Rexroth’s project, famously, was technological as well as sociological. The pictures were all shot with the plastic toy “Diana” camera which featured severely limited adjustments and which, compared to today’s multi-megapixel digital images which can be manipulated to an almost infinite degree, recorded relatively little information on each negative. The restrictions set Rexroth free. In an evocative match between her subject matter and her tool, Rexroth recorded a world where contrast gave way to blur and where there were very few straight lines. There is vignetting around what she has called “the sweet spot.” (It is as if Instagram was invented to allow everyone access to some aspects of Rexroth’s vision.) Her design often focuses on a central space which is anticlimactic (as in “Landscape,” where blurry trees and weeds form a garland around emptiness in the middle). The pictures perpetually hint at a world where fragments might come together into fuller narratives, and in that way have seemed over the decades to suggest dreams, if not the vivid landscape of an actual dream, the hazy and incomplete world of dreams remembered in the morning.
The visual field feels very complicated, but there are seldom as many as two things going on at the same time.
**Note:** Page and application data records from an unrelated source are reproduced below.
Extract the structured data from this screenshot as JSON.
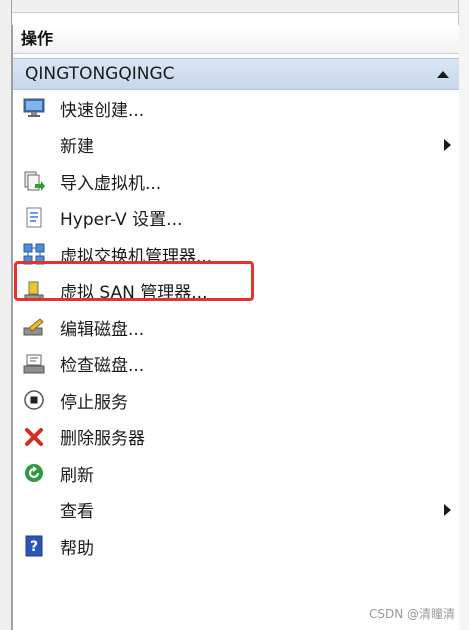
{
  "panel": {
    "title": "操作",
    "group": {
      "label": "QINGTONGQINGC"
    },
    "items": [
      {
        "label": "快速创建..."
      },
      {
        "label": "新建"
      },
      {
        "label": "导入虚拟机..."
      },
      {
        "label": "Hyper-V 设置..."
      },
      {
        "label": "虚拟交换机管理器..."
      },
      {
        "label": "虚拟 SAN 管理器..."
      },
      {
        "label": "编辑磁盘..."
      },
      {
        "label": "检查磁盘..."
      },
      {
        "label": "停止服务"
      },
      {
        "label": "删除服务器"
      },
      {
        "label": "刷新"
      },
      {
        "label": "查看"
      },
      {
        "label": "帮助"
      }
    ]
  },
  "icons": {
    "quick_create": "monitor-icon",
    "import": "import-vm-icon",
    "settings": "settings-document-icon",
    "switch_manager": "network-switch-icon",
    "san_manager": "san-storage-icon",
    "edit_disk": "edit-disk-icon",
    "inspect_disk": "inspect-disk-icon",
    "stop_service": "stop-circle-icon",
    "remove_server": "red-x-icon",
    "refresh": "green-refresh-icon",
    "help": "help-book-icon"
  },
  "colors": {
    "group_header_bg": "#c7d7ec",
    "highlight_border": "#e8312b",
    "delete_red": "#d62c1f",
    "refresh_green": "#2e9b3a",
    "help_blue": "#2b55b8"
  },
  "watermark": "CSDN @清瞳清"
}
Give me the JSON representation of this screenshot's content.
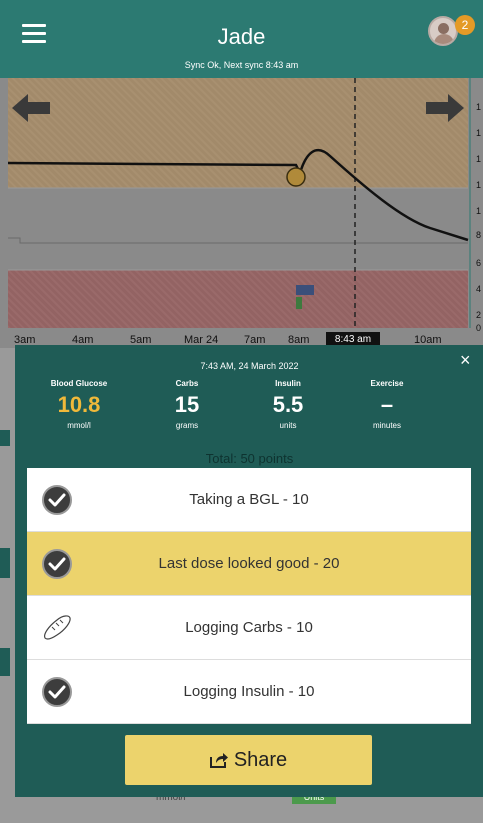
{
  "header": {
    "title": "Jade",
    "sync_status": "Sync Ok, Next sync 8:43 am",
    "notification_count": "2"
  },
  "chart": {
    "y_ticks": [
      "1",
      "1",
      "1",
      "1",
      "1",
      "8",
      "6",
      "4",
      "2",
      "0"
    ],
    "x_ticks": [
      "3am",
      "4am",
      "5am",
      "Mar 24",
      "7am",
      "8am",
      "10am"
    ],
    "now_label": "8:43 am"
  },
  "background": {
    "unit_text": "mmol/l",
    "badge_text": "Units"
  },
  "summary": {
    "datetime": "7:43 AM, 24 March 2022",
    "metrics": [
      {
        "label": "Blood Glucose",
        "value": "10.8",
        "unit": "mmol/l"
      },
      {
        "label": "Carbs",
        "value": "15",
        "unit": "grams"
      },
      {
        "label": "Insulin",
        "value": "5.5",
        "unit": "units"
      },
      {
        "label": "Exercise",
        "value": "–",
        "unit": "minutes"
      }
    ],
    "total": "Total: 50 points",
    "items": [
      {
        "label": "Taking a BGL - 10",
        "icon": "check-circle-icon"
      },
      {
        "label": "Last dose looked good - 20",
        "icon": "check-circle-icon"
      },
      {
        "label": "Logging Carbs - 10",
        "icon": "bread-icon"
      },
      {
        "label": "Logging Insulin - 10",
        "icon": "check-circle-icon"
      }
    ],
    "share_label": "Share",
    "close_label": "×"
  },
  "colors": {
    "header_teal": "#2c7a72",
    "card_teal": "#1f5c56",
    "highlight_yellow": "#ecd36c",
    "glucose_orange": "#f0b93a"
  }
}
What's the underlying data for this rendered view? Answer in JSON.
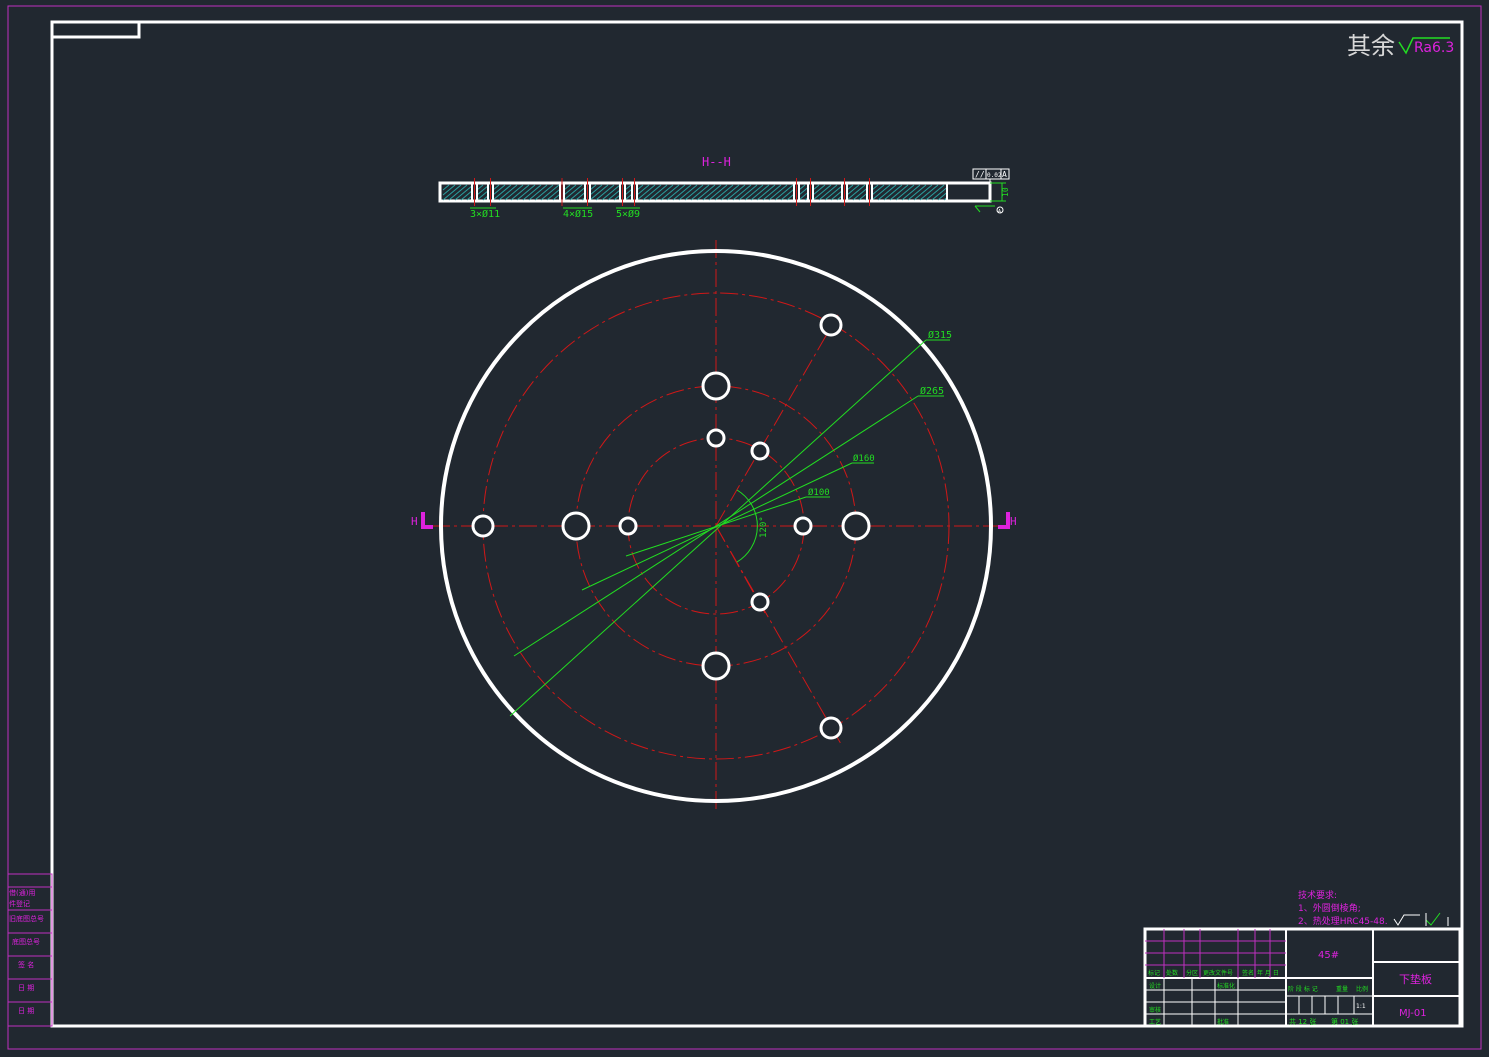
{
  "colors": {
    "background": "#212830",
    "outline": "#ffffff",
    "centerline": "#d01818",
    "dimension": "#22dd22",
    "annotation": "#dd22dd",
    "frame": "#c030c0",
    "hatch": "#2aa0a0"
  },
  "surface_note": {
    "prefix": "其余",
    "value": "Ra6.3"
  },
  "section_view": {
    "label": "H--H",
    "hole_callouts": [
      "3×Ø11",
      "4×Ø15",
      "5×Ø9"
    ],
    "thickness": "10",
    "tolerance_frame": {
      "symbol": "//",
      "value": "0.02",
      "datum": "A"
    },
    "datum_marker": "A"
  },
  "plan_view": {
    "cut_marker": "H",
    "diameters": [
      "Ø315",
      "Ø265",
      "Ø160",
      "Ø100"
    ],
    "angle": "120°"
  },
  "tech_requirements": {
    "title": "技术要求:",
    "items": [
      "1、外圆倒棱角;",
      "2、热处理HRC45-48."
    ]
  },
  "title_block": {
    "material": "45#",
    "part_name": "下垫板",
    "drawing_no": "MJ-01",
    "header_cells": [
      "标记",
      "处数",
      "分区",
      "更改文件号",
      "签名",
      "年 月 日"
    ],
    "row_labels": [
      "设计",
      "审核",
      "工艺"
    ],
    "std_labels": [
      "标准化",
      "批准"
    ],
    "col_labels": [
      "阶 段 标 记",
      "重量",
      "比例"
    ],
    "scale": "1:1",
    "sheets": "共 12 张",
    "sheet_no": "第 01 张"
  },
  "left_strip": [
    "借(通)用",
    "件登记",
    "旧底图总号",
    "底图总号",
    "签 名",
    "日 期",
    "日 期"
  ]
}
The pieces of the world we see seem isolated from each other, yet are compositionally often tightly interlocked, as in the elegant design of “Clara in the Closet.” It’s not always clear how contiguous the spaces are or how much space there to move around; there is a Piranesi quality to Rexroth’s domestic architecture. Clara herself is something of a mystery. She might be coming or she might be going; she might be a large woman or a blurry skinny one. In another picture with human subjects, two girls are playing, or parading, in the raking light of the “End of Day.” For Rexroth, it is a crowded picture, though it is still achingly empty in the center. In the foreground, a disconnected hand is gesturing, or making a signal. And what about the other girls’ hands? Are they also signaling? What has meaning and what doesn’t? It also made me wonder as well what the picture might have looked like if Judi Parks had taken it, or, say, if Nancy Rexroth had taken “Choice.”
There is a dense minimalism to Rexroth’s photographs. Never having enough to see a complete story, do we as viewers move in to complete them from our own dreams, memories, and fantasies? Or do we find them haunting precisely because they are so incomplete? Though they were taken with a child’s toy, I do not think they encourage us to see as children do. We see the simplicity of the images with the aesthetic and moral sense of an adult, flavoring them with longing and regret.